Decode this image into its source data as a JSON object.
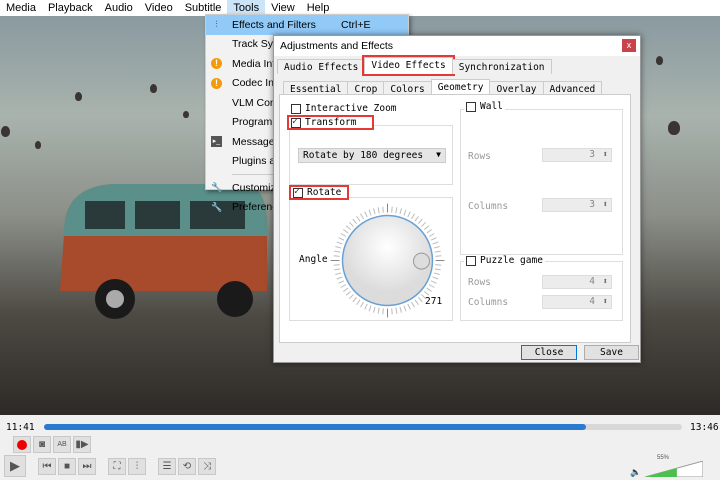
{
  "menu": [
    "Media",
    "Playback",
    "Audio",
    "Video",
    "Subtitle",
    "Tools",
    "View",
    "Help"
  ],
  "tools_menu": [
    {
      "label": "Effects and Filters",
      "shortcut": "Ctrl+E",
      "icon": "equalizer-icon"
    },
    {
      "label": "Track Sync",
      "icon": ""
    },
    {
      "label": "Media Info",
      "icon": "info-icon"
    },
    {
      "label": "Codec Info",
      "icon": "info-icon"
    },
    {
      "label": "VLM Conf",
      "icon": ""
    },
    {
      "label": "Program G",
      "icon": ""
    },
    {
      "label": "Messages",
      "icon": "messages-icon"
    },
    {
      "label": "Plugins an",
      "icon": ""
    },
    {
      "label": "Customize",
      "icon": "wrench-icon"
    },
    {
      "label": "Preferences",
      "icon": "wrench-icon"
    }
  ],
  "dialog": {
    "title": "Adjustments and Effects",
    "close": "x",
    "tabs": [
      "Audio Effects",
      "Video Effects",
      "Synchronization"
    ],
    "subtabs": [
      "Essential",
      "Crop",
      "Colors",
      "Geometry",
      "Overlay",
      "Advanced"
    ],
    "interactive_zoom": "Interactive Zoom",
    "transform": "Transform",
    "transform_option": "Rotate by 180 degrees",
    "rotate": "Rotate",
    "angle_label": "Angle",
    "angle_value": "271",
    "wall": "Wall",
    "wall_rows_label": "Rows",
    "wall_rows": "3",
    "wall_cols_label": "Columns",
    "wall_cols": "3",
    "puzzle": "Puzzle game",
    "puzzle_rows_label": "Rows",
    "puzzle_rows": "4",
    "puzzle_cols_label": "Columns",
    "puzzle_cols": "4",
    "close_btn": "Close",
    "save_btn": "Save"
  },
  "player": {
    "elapsed": "11:41",
    "total": "13:46",
    "progress_percent": 85,
    "volume": "55%",
    "volume_percent": 55
  }
}
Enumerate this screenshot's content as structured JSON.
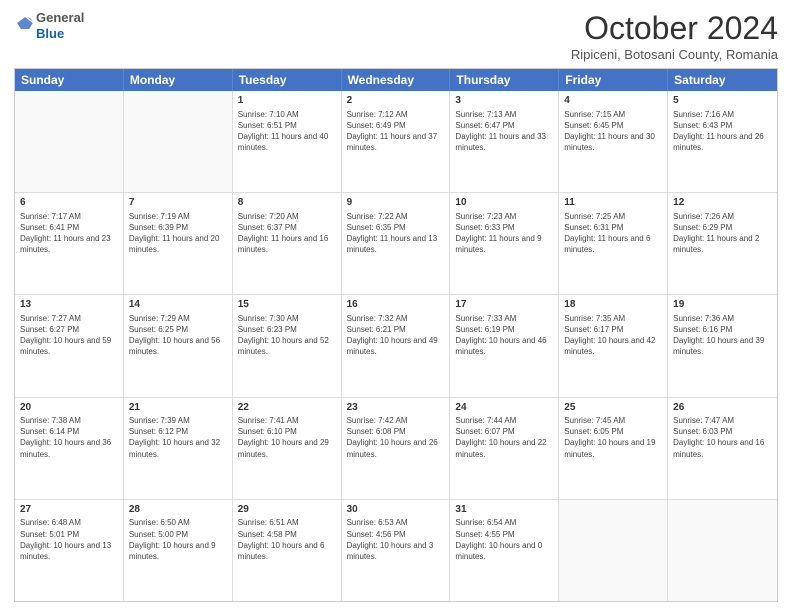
{
  "header": {
    "logo": {
      "line1": "General",
      "line2": "Blue"
    },
    "title": "October 2024",
    "location": "Ripiceni, Botosani County, Romania"
  },
  "calendar": {
    "days_of_week": [
      "Sunday",
      "Monday",
      "Tuesday",
      "Wednesday",
      "Thursday",
      "Friday",
      "Saturday"
    ],
    "rows": [
      [
        {
          "day": "",
          "sunrise": "",
          "sunset": "",
          "daylight": ""
        },
        {
          "day": "",
          "sunrise": "",
          "sunset": "",
          "daylight": ""
        },
        {
          "day": "1",
          "sunrise": "Sunrise: 7:10 AM",
          "sunset": "Sunset: 6:51 PM",
          "daylight": "Daylight: 11 hours and 40 minutes."
        },
        {
          "day": "2",
          "sunrise": "Sunrise: 7:12 AM",
          "sunset": "Sunset: 6:49 PM",
          "daylight": "Daylight: 11 hours and 37 minutes."
        },
        {
          "day": "3",
          "sunrise": "Sunrise: 7:13 AM",
          "sunset": "Sunset: 6:47 PM",
          "daylight": "Daylight: 11 hours and 33 minutes."
        },
        {
          "day": "4",
          "sunrise": "Sunrise: 7:15 AM",
          "sunset": "Sunset: 6:45 PM",
          "daylight": "Daylight: 11 hours and 30 minutes."
        },
        {
          "day": "5",
          "sunrise": "Sunrise: 7:16 AM",
          "sunset": "Sunset: 6:43 PM",
          "daylight": "Daylight: 11 hours and 26 minutes."
        }
      ],
      [
        {
          "day": "6",
          "sunrise": "Sunrise: 7:17 AM",
          "sunset": "Sunset: 6:41 PM",
          "daylight": "Daylight: 11 hours and 23 minutes."
        },
        {
          "day": "7",
          "sunrise": "Sunrise: 7:19 AM",
          "sunset": "Sunset: 6:39 PM",
          "daylight": "Daylight: 11 hours and 20 minutes."
        },
        {
          "day": "8",
          "sunrise": "Sunrise: 7:20 AM",
          "sunset": "Sunset: 6:37 PM",
          "daylight": "Daylight: 11 hours and 16 minutes."
        },
        {
          "day": "9",
          "sunrise": "Sunrise: 7:22 AM",
          "sunset": "Sunset: 6:35 PM",
          "daylight": "Daylight: 11 hours and 13 minutes."
        },
        {
          "day": "10",
          "sunrise": "Sunrise: 7:23 AM",
          "sunset": "Sunset: 6:33 PM",
          "daylight": "Daylight: 11 hours and 9 minutes."
        },
        {
          "day": "11",
          "sunrise": "Sunrise: 7:25 AM",
          "sunset": "Sunset: 6:31 PM",
          "daylight": "Daylight: 11 hours and 6 minutes."
        },
        {
          "day": "12",
          "sunrise": "Sunrise: 7:26 AM",
          "sunset": "Sunset: 6:29 PM",
          "daylight": "Daylight: 11 hours and 2 minutes."
        }
      ],
      [
        {
          "day": "13",
          "sunrise": "Sunrise: 7:27 AM",
          "sunset": "Sunset: 6:27 PM",
          "daylight": "Daylight: 10 hours and 59 minutes."
        },
        {
          "day": "14",
          "sunrise": "Sunrise: 7:29 AM",
          "sunset": "Sunset: 6:25 PM",
          "daylight": "Daylight: 10 hours and 56 minutes."
        },
        {
          "day": "15",
          "sunrise": "Sunrise: 7:30 AM",
          "sunset": "Sunset: 6:23 PM",
          "daylight": "Daylight: 10 hours and 52 minutes."
        },
        {
          "day": "16",
          "sunrise": "Sunrise: 7:32 AM",
          "sunset": "Sunset: 6:21 PM",
          "daylight": "Daylight: 10 hours and 49 minutes."
        },
        {
          "day": "17",
          "sunrise": "Sunrise: 7:33 AM",
          "sunset": "Sunset: 6:19 PM",
          "daylight": "Daylight: 10 hours and 46 minutes."
        },
        {
          "day": "18",
          "sunrise": "Sunrise: 7:35 AM",
          "sunset": "Sunset: 6:17 PM",
          "daylight": "Daylight: 10 hours and 42 minutes."
        },
        {
          "day": "19",
          "sunrise": "Sunrise: 7:36 AM",
          "sunset": "Sunset: 6:16 PM",
          "daylight": "Daylight: 10 hours and 39 minutes."
        }
      ],
      [
        {
          "day": "20",
          "sunrise": "Sunrise: 7:38 AM",
          "sunset": "Sunset: 6:14 PM",
          "daylight": "Daylight: 10 hours and 36 minutes."
        },
        {
          "day": "21",
          "sunrise": "Sunrise: 7:39 AM",
          "sunset": "Sunset: 6:12 PM",
          "daylight": "Daylight: 10 hours and 32 minutes."
        },
        {
          "day": "22",
          "sunrise": "Sunrise: 7:41 AM",
          "sunset": "Sunset: 6:10 PM",
          "daylight": "Daylight: 10 hours and 29 minutes."
        },
        {
          "day": "23",
          "sunrise": "Sunrise: 7:42 AM",
          "sunset": "Sunset: 6:08 PM",
          "daylight": "Daylight: 10 hours and 26 minutes."
        },
        {
          "day": "24",
          "sunrise": "Sunrise: 7:44 AM",
          "sunset": "Sunset: 6:07 PM",
          "daylight": "Daylight: 10 hours and 22 minutes."
        },
        {
          "day": "25",
          "sunrise": "Sunrise: 7:45 AM",
          "sunset": "Sunset: 6:05 PM",
          "daylight": "Daylight: 10 hours and 19 minutes."
        },
        {
          "day": "26",
          "sunrise": "Sunrise: 7:47 AM",
          "sunset": "Sunset: 6:03 PM",
          "daylight": "Daylight: 10 hours and 16 minutes."
        }
      ],
      [
        {
          "day": "27",
          "sunrise": "Sunrise: 6:48 AM",
          "sunset": "Sunset: 5:01 PM",
          "daylight": "Daylight: 10 hours and 13 minutes."
        },
        {
          "day": "28",
          "sunrise": "Sunrise: 6:50 AM",
          "sunset": "Sunset: 5:00 PM",
          "daylight": "Daylight: 10 hours and 9 minutes."
        },
        {
          "day": "29",
          "sunrise": "Sunrise: 6:51 AM",
          "sunset": "Sunset: 4:58 PM",
          "daylight": "Daylight: 10 hours and 6 minutes."
        },
        {
          "day": "30",
          "sunrise": "Sunrise: 6:53 AM",
          "sunset": "Sunset: 4:56 PM",
          "daylight": "Daylight: 10 hours and 3 minutes."
        },
        {
          "day": "31",
          "sunrise": "Sunrise: 6:54 AM",
          "sunset": "Sunset: 4:55 PM",
          "daylight": "Daylight: 10 hours and 0 minutes."
        },
        {
          "day": "",
          "sunrise": "",
          "sunset": "",
          "daylight": ""
        },
        {
          "day": "",
          "sunrise": "",
          "sunset": "",
          "daylight": ""
        }
      ]
    ]
  }
}
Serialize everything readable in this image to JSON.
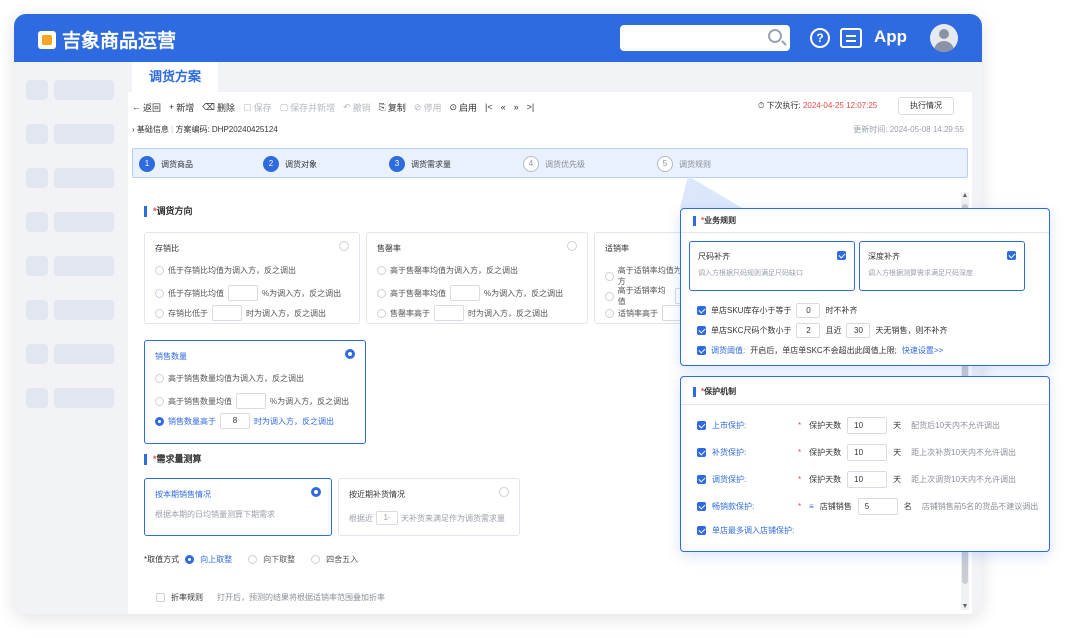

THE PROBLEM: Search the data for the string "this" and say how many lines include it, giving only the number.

EXERCISE RESULT: 3